February is also the start of getting back to apartment inspections, which we do almost every Monday. It was good to have a break during the holiday season, and I find myself a little reluctant starting again because of the traffic and challenge in finding their apartments. It also, is not the highlight of my day to tell missionaries they need to do better. For now, we have 33 apartments that we have to inspect every quarter. In March we will be giving out awards for the 4th quarter of last year and those decisions are made by us. The Sister missionaries always have the cleanest apartments, but at least we give out a 'most improved' award also. This last Monday, I asked the missionaries of the apartments we inspected, what they thought Elder Avery and my daily schedule was. Whether it worked or not, I wanted them to know that we are at our office by 7:30-8:00 every morning and do not leave until 7:00 -7:30 most nights of the week.
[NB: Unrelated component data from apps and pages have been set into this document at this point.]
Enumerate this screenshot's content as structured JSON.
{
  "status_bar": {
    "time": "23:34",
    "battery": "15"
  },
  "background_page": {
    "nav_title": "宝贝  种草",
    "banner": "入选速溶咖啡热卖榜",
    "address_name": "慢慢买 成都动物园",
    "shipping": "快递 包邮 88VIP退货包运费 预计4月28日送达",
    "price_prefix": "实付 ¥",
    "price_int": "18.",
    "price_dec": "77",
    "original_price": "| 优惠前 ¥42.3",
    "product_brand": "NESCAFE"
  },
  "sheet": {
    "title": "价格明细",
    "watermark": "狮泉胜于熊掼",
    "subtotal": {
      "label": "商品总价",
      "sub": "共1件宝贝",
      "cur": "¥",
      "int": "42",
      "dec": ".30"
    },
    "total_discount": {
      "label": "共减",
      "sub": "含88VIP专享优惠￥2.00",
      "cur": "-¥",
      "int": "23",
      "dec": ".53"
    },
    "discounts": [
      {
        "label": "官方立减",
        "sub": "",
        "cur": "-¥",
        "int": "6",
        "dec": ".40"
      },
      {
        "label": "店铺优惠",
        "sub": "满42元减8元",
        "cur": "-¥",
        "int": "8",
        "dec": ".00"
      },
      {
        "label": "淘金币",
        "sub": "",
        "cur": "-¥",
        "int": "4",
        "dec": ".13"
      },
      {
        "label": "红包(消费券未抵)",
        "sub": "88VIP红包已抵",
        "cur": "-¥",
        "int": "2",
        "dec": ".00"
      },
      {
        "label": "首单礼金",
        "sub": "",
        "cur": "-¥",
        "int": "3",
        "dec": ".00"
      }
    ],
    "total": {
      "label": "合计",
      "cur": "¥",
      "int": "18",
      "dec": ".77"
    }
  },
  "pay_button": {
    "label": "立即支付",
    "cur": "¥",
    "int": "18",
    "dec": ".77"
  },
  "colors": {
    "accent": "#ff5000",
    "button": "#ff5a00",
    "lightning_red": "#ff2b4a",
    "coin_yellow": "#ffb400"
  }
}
I was trying to teach them that they have to organize their time and do a little something every day, and then on their 'P' day they get started earlier. I tell them that my companion helps with the cleaning and dishes and that they ALL needed to be doing their part also. We are now doing the 2nd inspection on these apartments and if there are not improvements, I am going to take pictures and show Sister Judd. I know the condition of a lot of these apartments is not ideal, and I take all of that into consideration, but is all about obedience to the mission rules, their health, and 'critters' that thrive in dirty conditions. Anyway, enough of that.
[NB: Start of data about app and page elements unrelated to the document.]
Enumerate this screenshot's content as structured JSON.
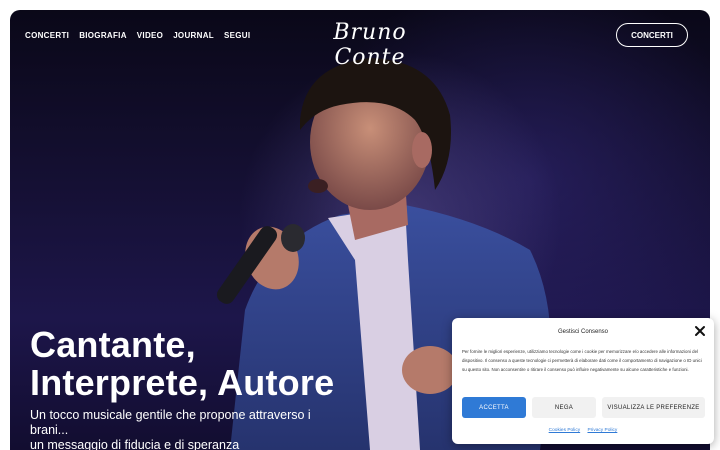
{
  "nav": {
    "items": [
      "CONCERTI",
      "BIOGRAFIA",
      "VIDEO",
      "JOURNAL",
      "SEGUI"
    ],
    "logo": "Bruno Conte",
    "cta": "CONCERTI"
  },
  "hero": {
    "headline_line1": "Cantante,",
    "headline_line2": "Interprete, Autore",
    "sub_line1": "Un tocco musicale gentile che propone attraverso i",
    "sub_line2": "brani...",
    "sub_line3": "un messaggio di fiducia e di speranza"
  },
  "consent": {
    "title": "Gestisci Consenso",
    "text": "Per fornire le migliori esperienze, utilizziamo tecnologie come i cookie per memorizzare e/o accedere alle informazioni del dispositivo. Il consenso a queste tecnologie ci permetterà di elaborare dati come il comportamento di navigazione o ID unici su questo sito. Non acconsentire o ritirare il consenso può influire negativamente su alcune caratteristiche e funzioni.",
    "accept": "ACCETTA",
    "deny": "NEGA",
    "prefs": "VISUALIZZA LE PREFERENZE",
    "cookies_policy": "Cookies Policy",
    "privacy_policy": "Privacy Policy",
    "close_icon": "close-icon"
  },
  "colors": {
    "accent": "#2f7ad6",
    "hero_dark": "#151034"
  }
}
We had Elder and Sister Dalton stay with us for two days this week while their vehicle was serviced. They live in Abomosu, which is one of the areas that is what we call, 'the bush'. They sure like to talk and have a lot to share, so we were their captive audience. I can't even begin to tell the experiences they have had up in that country, but if I mention that he has been referred to as a 'Crocodile Dundee' type, then, if you use your imagination, you will get the picture of what he has experienced with the villagers. The Daltons are wonderful people and truly magnify their missionary service. They work with the members in their branch and are of great help to the missionaries in that area.

An interesting bit of information to do some research on, is what is called the Harmatan. The spelling may not be correct, but it is what we have been experiencing here for a couple of months and will still have for a couple more months, although I am not sure.The atmosphere is full of the sand or dirt from the Sahara Desert and it has its good points and not so good ones. When you think dirt in the air and that it has to come down, then you know the not so good ones, but the part I like is that quite often the weather is a few degrees cooler and the humidity is lower.

I had a good piano lesson with Linda yesterday and the really amazing part,( take heed dear grandchildren), is that it took her close to an hour to walk from her home to the Stake Center. She is 17 years old and has a goal to learn to play before she goes on her mission when she is about 20 or 21. The other amazing part is that she does not have a piano and will have to practice learning on a paper keyboard at home and find time to practice at the Stake Center. I need to look through the information I received on this, before we came on our mission, and see of the possibility of her having her own keyboard at home. I pray I am successful.

Well, it has been another full busy week and I am not able to share only a fraction of it, so I hope I remember it well when I write my personal history one day,(hopefully right after this mission.)

I am so grateful to actually be seeing the gospel of Jesus Christ growing in a land so far from home. It is hard to express the feelings that this brings to my heart, especially when I hear the strong testimonies they share. Each time they declare the gospel is true, I echo yes, it is true!

With love,
Sister Avery